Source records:
::::
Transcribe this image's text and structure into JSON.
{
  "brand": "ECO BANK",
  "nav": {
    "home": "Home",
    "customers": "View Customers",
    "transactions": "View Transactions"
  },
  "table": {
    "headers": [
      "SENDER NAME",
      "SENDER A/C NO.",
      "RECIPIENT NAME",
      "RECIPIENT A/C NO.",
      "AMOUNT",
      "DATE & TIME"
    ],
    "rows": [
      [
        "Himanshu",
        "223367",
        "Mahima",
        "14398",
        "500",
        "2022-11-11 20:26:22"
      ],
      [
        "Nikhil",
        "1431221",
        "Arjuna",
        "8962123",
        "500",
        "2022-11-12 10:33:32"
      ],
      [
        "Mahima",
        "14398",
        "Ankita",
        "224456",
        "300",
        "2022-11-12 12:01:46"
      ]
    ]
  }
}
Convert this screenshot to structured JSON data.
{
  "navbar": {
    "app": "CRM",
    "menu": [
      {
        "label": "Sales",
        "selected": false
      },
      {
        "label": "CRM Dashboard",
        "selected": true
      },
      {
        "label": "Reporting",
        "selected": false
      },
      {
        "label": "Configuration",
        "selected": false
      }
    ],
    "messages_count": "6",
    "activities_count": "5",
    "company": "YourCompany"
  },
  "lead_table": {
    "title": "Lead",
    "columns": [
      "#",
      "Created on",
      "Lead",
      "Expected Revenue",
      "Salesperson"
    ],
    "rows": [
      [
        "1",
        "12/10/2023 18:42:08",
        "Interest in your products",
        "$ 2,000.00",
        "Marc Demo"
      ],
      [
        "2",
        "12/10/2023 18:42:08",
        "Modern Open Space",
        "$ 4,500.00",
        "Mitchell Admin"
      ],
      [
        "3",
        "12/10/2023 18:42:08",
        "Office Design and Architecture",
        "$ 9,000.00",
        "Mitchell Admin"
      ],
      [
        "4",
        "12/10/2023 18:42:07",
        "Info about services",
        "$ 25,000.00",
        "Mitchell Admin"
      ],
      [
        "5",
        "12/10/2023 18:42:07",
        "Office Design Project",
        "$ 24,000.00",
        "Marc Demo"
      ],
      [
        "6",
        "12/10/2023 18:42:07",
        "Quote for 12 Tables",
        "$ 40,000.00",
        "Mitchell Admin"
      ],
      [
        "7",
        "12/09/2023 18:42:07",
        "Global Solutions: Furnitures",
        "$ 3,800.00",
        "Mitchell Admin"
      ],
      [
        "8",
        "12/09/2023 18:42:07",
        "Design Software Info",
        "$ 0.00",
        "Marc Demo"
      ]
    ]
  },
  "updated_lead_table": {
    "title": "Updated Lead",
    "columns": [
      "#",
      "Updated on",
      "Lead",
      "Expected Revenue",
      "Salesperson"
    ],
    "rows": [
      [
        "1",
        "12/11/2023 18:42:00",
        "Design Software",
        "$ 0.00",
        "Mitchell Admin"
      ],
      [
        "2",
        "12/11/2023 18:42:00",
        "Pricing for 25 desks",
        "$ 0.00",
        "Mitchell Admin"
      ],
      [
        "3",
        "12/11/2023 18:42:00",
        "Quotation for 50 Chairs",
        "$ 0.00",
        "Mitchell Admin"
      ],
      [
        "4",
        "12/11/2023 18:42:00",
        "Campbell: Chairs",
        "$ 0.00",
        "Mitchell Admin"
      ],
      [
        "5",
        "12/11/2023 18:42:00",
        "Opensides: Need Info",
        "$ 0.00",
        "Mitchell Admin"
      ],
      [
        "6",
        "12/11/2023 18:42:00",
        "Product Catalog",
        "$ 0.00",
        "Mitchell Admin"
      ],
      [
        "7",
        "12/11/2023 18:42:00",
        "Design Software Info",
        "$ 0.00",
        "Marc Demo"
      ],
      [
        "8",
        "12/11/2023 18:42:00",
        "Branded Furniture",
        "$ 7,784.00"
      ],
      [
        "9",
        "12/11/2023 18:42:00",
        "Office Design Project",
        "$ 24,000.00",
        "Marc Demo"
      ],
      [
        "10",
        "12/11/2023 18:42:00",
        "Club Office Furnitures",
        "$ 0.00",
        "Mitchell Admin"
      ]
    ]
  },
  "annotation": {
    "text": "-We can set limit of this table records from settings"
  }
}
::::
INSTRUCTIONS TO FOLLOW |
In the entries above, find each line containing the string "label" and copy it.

ANSWER TO THIS EXERCISE |
        "label": "Sales",
        "label": "CRM Dashboard",
        "label": "Reporting",
        "label": "Configuration",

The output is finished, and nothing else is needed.